DUBAI (Reuters) - The Saudi-led military coalition fighting against the Houthi movement in Yemen said on Monday it would close all air, land and sea ports to the Arabian Peninsula country to stem the flow of arms to the Houthis from Iran.
The move, which follows the interception of a missile fired towards the Saudi capital Riyadh on Saturday, is likely to worsen a humanitarian crisis in Yemen that according to the United Nations has pushed some seven million people to the brink of famine and left nearly 900,000 infected with cholera.
“The Coalition Forces Command decided to temporarily close all Yemeni air, sea and land ports,” the coalition said in a statement on the Saudi state news agency SPA. It said aid workers and humanitarian supplies would continue to be able to access and exit Yemen.
The United Nations, however, said it was not given approval for two scheduled humanitarian flights on Monday and was seeking clarification on the coalition’s announcement.
The state news agency Saba, run by the Houthis, quoted a source in the navy warning against the closure of ports and said it would have, “catastrophic consequences”.
The United Nations and international aid organisations have repeatedly criticised the coalition for blocking aid access, especially to north Yemen, which is held by the Iran-aligned Houthi movement battling the Saudi-led coalition.
Saudi Arabia and its Gulf Arab allies have made clear they view Iran as mainly responsible for the Yemen conflict, in which more than 10,000 people have been killed in the past two years.
Saudi Foreign Minister Adel al-Jubeir said on his Twitter account on Monday that Riyadh reserved the right to respond to what he called Iran’s “hostile actions”. Bahraini Foreign Minister Sheikh Khaled bin Ahmed al-Khalifa also tweeted that Iran was the real danger to the region.
Iranian Foreign Minister Mohammad Javad Zarif said Saudi Arabia was blaming Tehran for the consequences of its own “wars of aggression”.
On Sunday the coalition accused the Houthis of “dangerous escalation (that) came because of Iranian support” after Saudi air defences intercepted the ballistic missile heading towards Riyadh. It was brought down near Riyadh airport without causing casualties.
Iran rejected the criticism as “destructive and provocative”.
Foreign Ministry spokesman Bahram Qassemi “referred to the war crimes and aggression of the Saudis during the past years and said the reaction by Yemenis is an independent reaction ... and not a move caused by another country’s action or incitement”, a ministry statement said.
U.S. President Donald Trump has also blamed Iran for Saturday’s missile attack, but the head of Iran’s Revolutionary Guards rejected that view as “slander”.
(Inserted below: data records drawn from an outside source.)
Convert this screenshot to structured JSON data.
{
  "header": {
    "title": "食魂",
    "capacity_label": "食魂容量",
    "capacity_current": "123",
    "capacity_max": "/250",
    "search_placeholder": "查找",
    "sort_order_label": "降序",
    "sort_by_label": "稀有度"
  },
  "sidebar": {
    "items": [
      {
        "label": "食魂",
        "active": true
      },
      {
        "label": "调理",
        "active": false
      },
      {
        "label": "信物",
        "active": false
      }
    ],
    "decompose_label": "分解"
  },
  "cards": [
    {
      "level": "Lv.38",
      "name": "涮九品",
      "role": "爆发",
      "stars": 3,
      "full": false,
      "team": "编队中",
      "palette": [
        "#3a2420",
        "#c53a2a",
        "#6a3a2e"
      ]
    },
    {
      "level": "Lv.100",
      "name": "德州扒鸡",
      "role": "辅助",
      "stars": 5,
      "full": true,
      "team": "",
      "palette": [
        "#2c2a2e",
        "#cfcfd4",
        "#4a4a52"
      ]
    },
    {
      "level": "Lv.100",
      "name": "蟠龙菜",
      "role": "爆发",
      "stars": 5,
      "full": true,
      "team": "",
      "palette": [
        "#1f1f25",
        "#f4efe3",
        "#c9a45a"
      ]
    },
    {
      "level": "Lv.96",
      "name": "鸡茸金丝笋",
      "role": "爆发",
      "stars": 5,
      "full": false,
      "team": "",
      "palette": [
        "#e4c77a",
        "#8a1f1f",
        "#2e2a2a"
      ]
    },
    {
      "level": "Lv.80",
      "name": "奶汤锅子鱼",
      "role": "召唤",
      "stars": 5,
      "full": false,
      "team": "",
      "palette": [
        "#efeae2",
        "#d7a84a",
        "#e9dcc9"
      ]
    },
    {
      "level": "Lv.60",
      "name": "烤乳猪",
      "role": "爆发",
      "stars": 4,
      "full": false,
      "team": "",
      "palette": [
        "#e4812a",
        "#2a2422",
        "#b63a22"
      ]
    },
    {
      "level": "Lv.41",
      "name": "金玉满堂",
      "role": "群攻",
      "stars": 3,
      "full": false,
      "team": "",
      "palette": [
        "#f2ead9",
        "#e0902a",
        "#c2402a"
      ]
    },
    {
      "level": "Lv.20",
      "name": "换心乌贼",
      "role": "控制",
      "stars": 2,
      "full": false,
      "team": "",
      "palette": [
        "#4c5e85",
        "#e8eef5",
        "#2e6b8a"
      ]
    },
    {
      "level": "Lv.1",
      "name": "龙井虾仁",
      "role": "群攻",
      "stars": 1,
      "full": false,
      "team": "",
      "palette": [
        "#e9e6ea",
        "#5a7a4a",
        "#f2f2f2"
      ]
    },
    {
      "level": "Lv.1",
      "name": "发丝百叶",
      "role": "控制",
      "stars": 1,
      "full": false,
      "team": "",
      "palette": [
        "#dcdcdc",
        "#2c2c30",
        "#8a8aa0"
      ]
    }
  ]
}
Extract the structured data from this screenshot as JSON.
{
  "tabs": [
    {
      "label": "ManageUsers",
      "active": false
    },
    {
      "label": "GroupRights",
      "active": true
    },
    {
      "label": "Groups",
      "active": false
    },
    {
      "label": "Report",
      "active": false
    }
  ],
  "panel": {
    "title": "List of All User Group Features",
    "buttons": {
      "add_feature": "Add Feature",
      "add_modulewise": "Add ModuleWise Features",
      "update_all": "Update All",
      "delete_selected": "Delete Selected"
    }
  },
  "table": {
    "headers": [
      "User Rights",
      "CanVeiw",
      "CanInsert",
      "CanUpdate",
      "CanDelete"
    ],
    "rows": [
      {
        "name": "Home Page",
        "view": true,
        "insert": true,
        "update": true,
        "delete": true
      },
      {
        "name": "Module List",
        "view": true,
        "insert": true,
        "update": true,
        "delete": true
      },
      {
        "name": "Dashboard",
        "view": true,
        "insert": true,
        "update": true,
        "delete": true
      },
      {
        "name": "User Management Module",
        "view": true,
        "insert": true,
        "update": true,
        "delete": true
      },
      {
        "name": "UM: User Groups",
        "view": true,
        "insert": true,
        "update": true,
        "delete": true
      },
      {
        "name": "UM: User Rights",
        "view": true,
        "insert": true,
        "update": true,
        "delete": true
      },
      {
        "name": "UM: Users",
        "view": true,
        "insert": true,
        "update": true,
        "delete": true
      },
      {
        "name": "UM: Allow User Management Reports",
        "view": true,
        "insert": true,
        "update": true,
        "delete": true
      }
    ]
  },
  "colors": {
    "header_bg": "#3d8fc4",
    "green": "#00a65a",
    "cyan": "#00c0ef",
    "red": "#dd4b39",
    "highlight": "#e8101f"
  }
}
The Houthis are fighters drawn mainly from the Zaydi Shi‘ite minority which ruled a 1,000-year kingdom in northern Yemen until 1962. The Saudi-led coalition has been targeting the Houthis since they seized parts of Yemen in 2015, including the capital Sanaa, forcing President Abd-Rabbu Mansour Hadi to flee and seek help from neighbouring Saudi Arabia.
On Sunday a suicide car bomber blew himself up at a security checkpoint in the southern port city of Aden, killing 15 people and wounding at least 20, residents and a security officials said. Aden is the interim headquarters of Yemen’s internationally recognised government.
Reporting by Sylvia Westall and Dubai newsroom; Additional reporting by Michelle Nichols at the United Nations; Editing by Frances Kerry, Dan Grebler and Peter Graff